PDF Download: Preservation Chicago’s 2017 Chicago 7 Most Endangered Booklet
Visible from the Roosevelt Road Bridge, the iconic and austere Chicago Union Station Power House, with its streamlined Art Moderne facades and smokestacks, exemplifies the story of Chicago’s growth as a railroad and transportation center beginning in the pioneering days of the 1850s. The Union Station Power House is part of a network of buildings, systems, and rail tracks constructed in the 1920s by the architectural firm of Graham, Anderson, Probst & White, which included Chicago’s Union Station, its Great Hall and Grand Waiting Room, along with the separate Concourse Building. The Chicago Union Station Power House has been out of service since 2011, is currently mothballed, and is being considered for demolition. When designed in 1931, it was referred to as the “boiler plant.”
Chicago’s central role in the national rail network was unparalleled by any other city in the nation, with the highest amount of passenger and freight traffic. This allowed for early industries to flourish, ranging from coal and raw products for manufacturing, to agriculture including wheat, corn, grains, and even meat-packing. Chicago’s robust rail system also affected the city’s residential population. As industrial business expanded in Chicago, its population also expanded as laborers and their families came to the city to work and live. Chicago’s location at the hub of the national railroad network established Chicago as the capital of the Midwest.
In contrast to the more Classical-Revival style Union Station complex, the Power House is in the Art Moderne and Art Deco styles, reflecting the streamlined style of the time and the “industrial might” associated with generating and supplying power to operate a system of trains and buildings.
The architects of the Union Station Power House were Graham, Anderson, Probst and White, a firm that descended from the architectural firm of Daniel Burnham.
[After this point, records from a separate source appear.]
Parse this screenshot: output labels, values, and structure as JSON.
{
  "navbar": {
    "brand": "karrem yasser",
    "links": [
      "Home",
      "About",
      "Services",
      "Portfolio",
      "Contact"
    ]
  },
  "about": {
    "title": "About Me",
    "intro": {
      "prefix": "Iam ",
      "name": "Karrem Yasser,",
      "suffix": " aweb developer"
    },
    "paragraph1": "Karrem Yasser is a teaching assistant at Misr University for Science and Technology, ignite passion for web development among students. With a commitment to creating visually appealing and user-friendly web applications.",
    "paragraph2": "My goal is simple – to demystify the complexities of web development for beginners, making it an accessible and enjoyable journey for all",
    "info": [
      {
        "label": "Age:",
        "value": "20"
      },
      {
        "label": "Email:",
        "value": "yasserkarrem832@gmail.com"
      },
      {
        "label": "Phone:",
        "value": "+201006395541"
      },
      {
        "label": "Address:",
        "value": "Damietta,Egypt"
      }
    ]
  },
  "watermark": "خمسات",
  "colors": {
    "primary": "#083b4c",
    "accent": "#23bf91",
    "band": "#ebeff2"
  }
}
They designed many of Chicago’s most iconic buildings, including the Wrigley Building, the Field Building (both Chicago Landmarks), the Merchandise Mart, and many other notable structures, both in Chicago and across the United States.
The strong verticality of the Power House, from its linear groupings of parallel window bands to its tall chimneys, emphasize the building’s strength. Its massive cream-colored brick walls, horizontal stone banding and austere ornament create additional visual impact. Unique in form, this is a rare example of power house industrial design by Graham, Anderson, Probst & White.
Amtrak is the current owner of the building and has determined that this structure may no longer be necessary for its operations. Therefore, they are conducting federally mandated “Section 106 Hearings,” to determine if it may be eligible for listing on the National Register of Historic Places. However, these hearings do not rule out demolition of the structure in the future. Demolition would be an expensive option, costing millions of dollars of taxpayer funds, to create a paved asphalt parking lot adjoining the Chicago River.
Preservation Chicago recognizes the limitations of the site, with railroad tracks to the west and the South Branch of the Chicago River to the east. However, we would encourage a clever adaptive reuse of the building and site by either another service utility, like the nearby ComEd facilities, or another user. The idea of a third-party use could stimulate long-range plans for addressing the riverfront along this stretch of the South Branch and could catalyze the creation of riverfront access, riverfront green space and perhaps even a future riverwalk. This would serve as an amenity for the many nearby residents and commercial enterprises.
We believe that the Union Station Power House’s connection to Chicago’s incredible railroad and architectural history makes it a prime candidate for a Chicago Landmark Designation. A Chicago Landmark Designation for this unique building would ensure its preservation and reuse. A preservation outcome for this building would be a win-win for Chicago, Amtrak Rail Systems, and future generations of Chicagoans.